### WHAT YOU SHOULD DO
Repeat each entry below exactly.

### TASK DATA
*****

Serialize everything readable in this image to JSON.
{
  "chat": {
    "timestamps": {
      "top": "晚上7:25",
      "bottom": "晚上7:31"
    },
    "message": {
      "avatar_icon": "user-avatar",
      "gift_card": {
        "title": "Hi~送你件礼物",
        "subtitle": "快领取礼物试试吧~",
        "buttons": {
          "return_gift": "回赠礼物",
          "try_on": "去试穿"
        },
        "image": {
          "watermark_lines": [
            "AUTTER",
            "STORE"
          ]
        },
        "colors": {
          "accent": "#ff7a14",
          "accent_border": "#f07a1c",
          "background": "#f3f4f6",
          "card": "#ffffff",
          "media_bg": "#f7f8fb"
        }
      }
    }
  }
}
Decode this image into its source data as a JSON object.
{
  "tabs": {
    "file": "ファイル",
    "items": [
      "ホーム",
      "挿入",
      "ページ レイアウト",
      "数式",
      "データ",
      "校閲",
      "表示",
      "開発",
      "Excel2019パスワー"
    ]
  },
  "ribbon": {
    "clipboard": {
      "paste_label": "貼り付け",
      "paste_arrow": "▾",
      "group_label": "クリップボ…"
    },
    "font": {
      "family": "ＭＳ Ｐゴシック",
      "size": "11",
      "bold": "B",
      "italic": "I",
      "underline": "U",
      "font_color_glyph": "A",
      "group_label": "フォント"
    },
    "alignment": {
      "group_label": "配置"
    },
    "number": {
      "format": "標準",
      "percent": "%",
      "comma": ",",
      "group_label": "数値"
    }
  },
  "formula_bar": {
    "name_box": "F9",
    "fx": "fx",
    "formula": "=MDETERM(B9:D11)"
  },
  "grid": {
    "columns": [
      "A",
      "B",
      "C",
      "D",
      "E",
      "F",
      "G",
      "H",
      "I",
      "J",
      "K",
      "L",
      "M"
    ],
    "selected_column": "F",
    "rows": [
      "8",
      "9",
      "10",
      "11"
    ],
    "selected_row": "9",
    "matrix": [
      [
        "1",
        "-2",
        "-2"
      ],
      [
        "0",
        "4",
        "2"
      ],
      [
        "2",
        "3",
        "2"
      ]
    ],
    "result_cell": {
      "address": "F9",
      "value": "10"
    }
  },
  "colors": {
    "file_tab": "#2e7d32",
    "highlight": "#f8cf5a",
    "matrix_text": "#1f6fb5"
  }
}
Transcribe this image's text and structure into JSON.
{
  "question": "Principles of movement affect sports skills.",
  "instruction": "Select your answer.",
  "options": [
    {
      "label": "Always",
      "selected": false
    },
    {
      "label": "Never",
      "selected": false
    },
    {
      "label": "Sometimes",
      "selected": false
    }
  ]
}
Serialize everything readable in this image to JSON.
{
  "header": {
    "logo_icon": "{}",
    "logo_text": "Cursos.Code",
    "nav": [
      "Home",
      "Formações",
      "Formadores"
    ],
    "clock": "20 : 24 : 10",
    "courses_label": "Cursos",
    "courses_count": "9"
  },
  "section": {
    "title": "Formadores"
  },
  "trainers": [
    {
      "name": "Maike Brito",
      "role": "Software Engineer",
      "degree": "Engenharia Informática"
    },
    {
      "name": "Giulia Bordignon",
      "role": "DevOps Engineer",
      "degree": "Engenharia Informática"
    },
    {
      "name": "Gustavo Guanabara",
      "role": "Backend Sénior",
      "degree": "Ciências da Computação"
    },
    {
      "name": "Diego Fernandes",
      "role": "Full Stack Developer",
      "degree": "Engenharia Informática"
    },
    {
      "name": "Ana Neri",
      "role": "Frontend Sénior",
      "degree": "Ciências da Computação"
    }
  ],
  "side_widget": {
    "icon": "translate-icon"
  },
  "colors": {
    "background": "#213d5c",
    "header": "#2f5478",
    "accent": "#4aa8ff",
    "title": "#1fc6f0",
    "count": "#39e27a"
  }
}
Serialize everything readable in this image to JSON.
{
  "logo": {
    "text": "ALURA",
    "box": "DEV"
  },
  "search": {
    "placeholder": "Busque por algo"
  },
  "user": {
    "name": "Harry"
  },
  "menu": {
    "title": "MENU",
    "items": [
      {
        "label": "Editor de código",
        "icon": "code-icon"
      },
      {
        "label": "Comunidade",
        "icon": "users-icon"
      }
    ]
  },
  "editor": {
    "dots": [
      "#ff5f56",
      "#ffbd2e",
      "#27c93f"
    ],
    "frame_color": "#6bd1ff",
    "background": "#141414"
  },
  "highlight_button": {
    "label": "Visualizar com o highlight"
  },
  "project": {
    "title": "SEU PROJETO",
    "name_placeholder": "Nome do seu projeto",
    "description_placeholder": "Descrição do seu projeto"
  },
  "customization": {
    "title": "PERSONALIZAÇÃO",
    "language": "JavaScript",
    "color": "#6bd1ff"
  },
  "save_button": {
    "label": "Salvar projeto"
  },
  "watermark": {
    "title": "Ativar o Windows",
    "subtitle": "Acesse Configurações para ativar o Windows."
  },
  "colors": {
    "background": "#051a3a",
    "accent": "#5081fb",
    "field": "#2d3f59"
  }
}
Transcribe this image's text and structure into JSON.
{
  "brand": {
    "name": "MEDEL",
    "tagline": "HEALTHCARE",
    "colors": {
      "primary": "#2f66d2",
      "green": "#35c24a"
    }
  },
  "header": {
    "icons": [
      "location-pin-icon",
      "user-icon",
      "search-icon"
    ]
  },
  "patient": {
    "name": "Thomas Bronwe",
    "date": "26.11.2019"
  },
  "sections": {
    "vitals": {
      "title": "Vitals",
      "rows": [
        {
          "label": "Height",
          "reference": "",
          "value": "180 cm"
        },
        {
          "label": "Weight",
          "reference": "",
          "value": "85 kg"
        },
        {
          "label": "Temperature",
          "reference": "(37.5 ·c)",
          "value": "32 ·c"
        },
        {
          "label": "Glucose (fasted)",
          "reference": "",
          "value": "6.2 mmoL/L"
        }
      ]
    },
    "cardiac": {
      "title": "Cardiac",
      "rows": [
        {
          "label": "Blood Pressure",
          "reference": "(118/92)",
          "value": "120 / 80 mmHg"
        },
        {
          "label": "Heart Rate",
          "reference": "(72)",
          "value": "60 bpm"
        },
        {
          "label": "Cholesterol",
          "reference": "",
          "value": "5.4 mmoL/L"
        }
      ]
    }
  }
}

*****

### ANSWER TO THIS EXERCISE
Serialize everything readable in this image to JSON.
{
  "chat": {
    "timestamps": {
      "top": "晚上7:25",
      "bottom": "晚上7:31"
    },
    "message": {
      "avatar_icon": "user-avatar",
      "gift_card": {
        "title": "Hi~送你件礼物",
        "subtitle": "快领取礼物试试吧~",
        "buttons": {
          "return_gift": "回赠礼物",
          "try_on": "去试穿"
        },
        "image": {
          "watermark_lines": [
            "AUTTER",
            "STORE"
          ]
        },
        "colors": {
          "accent": "#ff7a14",
          "accent_border": "#f07a1c",
          "background": "#f3f4f6",
          "card": "#ffffff",
          "media_bg": "#f7f8fb"
        }
      }
    }
  }
}
Decode this image into its source data as a JSON object.
{
  "tabs": {
    "file": "ファイル",
    "items": [
      "ホーム",
      "挿入",
      "ページ レイアウト",
      "数式",
      "データ",
      "校閲",
      "表示",
      "開発",
      "Excel2019パスワー"
    ]
  },
  "ribbon": {
    "clipboard": {
      "paste_label": "貼り付け",
      "paste_arrow": "▾",
      "group_label": "クリップボ…"
    },
    "font": {
      "family": "ＭＳ Ｐゴシック",
      "size": "11",
      "bold": "B",
      "italic": "I",
      "underline": "U",
      "font_color_glyph": "A",
      "group_label": "フォント"
    },
    "alignment": {
      "group_label": "配置"
    },
    "number": {
      "format": "標準",
      "percent": "%",
      "comma": ",",
      "group_label": "数値"
    }
  },
  "formula_bar": {
    "name_box": "F9",
    "fx": "fx",
    "formula": "=MDETERM(B9:D11)"
  },
  "grid": {
    "columns": [
      "A",
      "B",
      "C",
      "D",
      "E",
      "F",
      "G",
      "H",
      "I",
      "J",
      "K",
      "L",
      "M"
    ],
    "selected_column": "F",
    "rows": [
      "8",
      "9",
      "10",
      "11"
    ],
    "selected_row": "9",
    "matrix": [
      [
        "1",
        "-2",
        "-2"
      ],
      [
        "0",
        "4",
        "2"
      ],
      [
        "2",
        "3",
        "2"
      ]
    ],
    "result_cell": {
      "address": "F9",
      "value": "10"
    }
  },
  "colors": {
    "file_tab": "#2e7d32",
    "highlight": "#f8cf5a",
    "matrix_text": "#1f6fb5"
  }
}
Transcribe this image's text and structure into JSON.
{
  "question": "Principles of movement affect sports skills.",
  "instruction": "Select your answer.",
  "options": [
    {
      "label": "Always",
      "selected": false
    },
    {
      "label": "Never",
      "selected": false
    },
    {
      "label": "Sometimes",
      "selected": false
    }
  ]
}
Serialize everything readable in this image to JSON.
{
  "header": {
    "logo_icon": "{}",
    "logo_text": "Cursos.Code",
    "nav": [
      "Home",
      "Formações",
      "Formadores"
    ],
    "clock": "20 : 24 : 10",
    "courses_label": "Cursos",
    "courses_count": "9"
  },
  "section": {
    "title": "Formadores"
  },
  "trainers": [
    {
      "name": "Maike Brito",
      "role": "Software Engineer",
      "degree": "Engenharia Informática"
    },
    {
      "name": "Giulia Bordignon",
      "role": "DevOps Engineer",
      "degree": "Engenharia Informática"
    },
    {
      "name": "Gustavo Guanabara",
      "role": "Backend Sénior",
      "degree": "Ciências da Computação"
    },
    {
      "name": "Diego Fernandes",
      "role": "Full Stack Developer",
      "degree": "Engenharia Informática"
    },
    {
      "name": "Ana Neri",
      "role": "Frontend Sénior",
      "degree": "Ciências da Computação"
    }
  ],
  "side_widget": {
    "icon": "translate-icon"
  },
  "colors": {
    "background": "#213d5c",
    "header": "#2f5478",
    "accent": "#4aa8ff",
    "title": "#1fc6f0",
    "count": "#39e27a"
  }
}
Serialize everything readable in this image to JSON.
{
  "logo": {
    "text": "ALURA",
    "box": "DEV"
  },
  "search": {
    "placeholder": "Busque por algo"
  },
  "user": {
    "name": "Harry"
  },
  "menu": {
    "title": "MENU",
    "items": [
      {
        "label": "Editor de código",
        "icon": "code-icon"
      },
      {
        "label": "Comunidade",
        "icon": "users-icon"
      }
    ]
  },
  "editor": {
    "dots": [
      "#ff5f56",
      "#ffbd2e",
      "#27c93f"
    ],
    "frame_color": "#6bd1ff",
    "background": "#141414"
  },
  "highlight_button": {
    "label": "Visualizar com o highlight"
  },
  "project": {
    "title": "SEU PROJETO",
    "name_placeholder": "Nome do seu projeto",
    "description_placeholder": "Descrição do seu projeto"
  },
  "customization": {
    "title": "PERSONALIZAÇÃO",
    "language": "JavaScript",
    "color": "#6bd1ff"
  },
  "save_button": {
    "label": "Salvar projeto"
  },
  "watermark": {
    "title": "Ativar o Windows",
    "subtitle": "Acesse Configurações para ativar o Windows."
  },
  "colors": {
    "background": "#051a3a",
    "accent": "#5081fb",
    "field": "#2d3f59"
  }
}
Transcribe this image's text and structure into JSON.
{
  "brand": {
    "name": "MEDEL",
    "tagline": "HEALTHCARE",
    "colors": {
      "primary": "#2f66d2",
      "green": "#35c24a"
    }
  },
  "header": {
    "icons": [
      "location-pin-icon",
      "user-icon",
      "search-icon"
    ]
  },
  "patient": {
    "name": "Thomas Bronwe",
    "date": "26.11.2019"
  },
  "sections": {
    "vitals": {
      "title": "Vitals",
      "rows": [
        {
          "label": "Height",
          "reference": "",
          "value": "180 cm"
        },
        {
          "label": "Weight",
          "reference": "",
          "value": "85 kg"
        },
        {
          "label": "Temperature",
          "reference": "(37.5 ·c)",
          "value": "32 ·c"
        },
        {
          "label": "Glucose (fasted)",
          "reference": "",
          "value": "6.2 mmoL/L"
        }
      ]
    },
    "cardiac": {
      "title": "Cardiac",
      "rows": [
        {
          "label": "Blood Pressure",
          "reference": "(118/92)",
          "value": "120 / 80 mmHg"
        },
        {
          "label": "Heart Rate",
          "reference": "(72)",
          "value": "60 bpm"
        },
        {
          "label": "Cholesterol",
          "reference": "",
          "value": "5.4 mmoL/L"
        }
      ]
    }
  }
}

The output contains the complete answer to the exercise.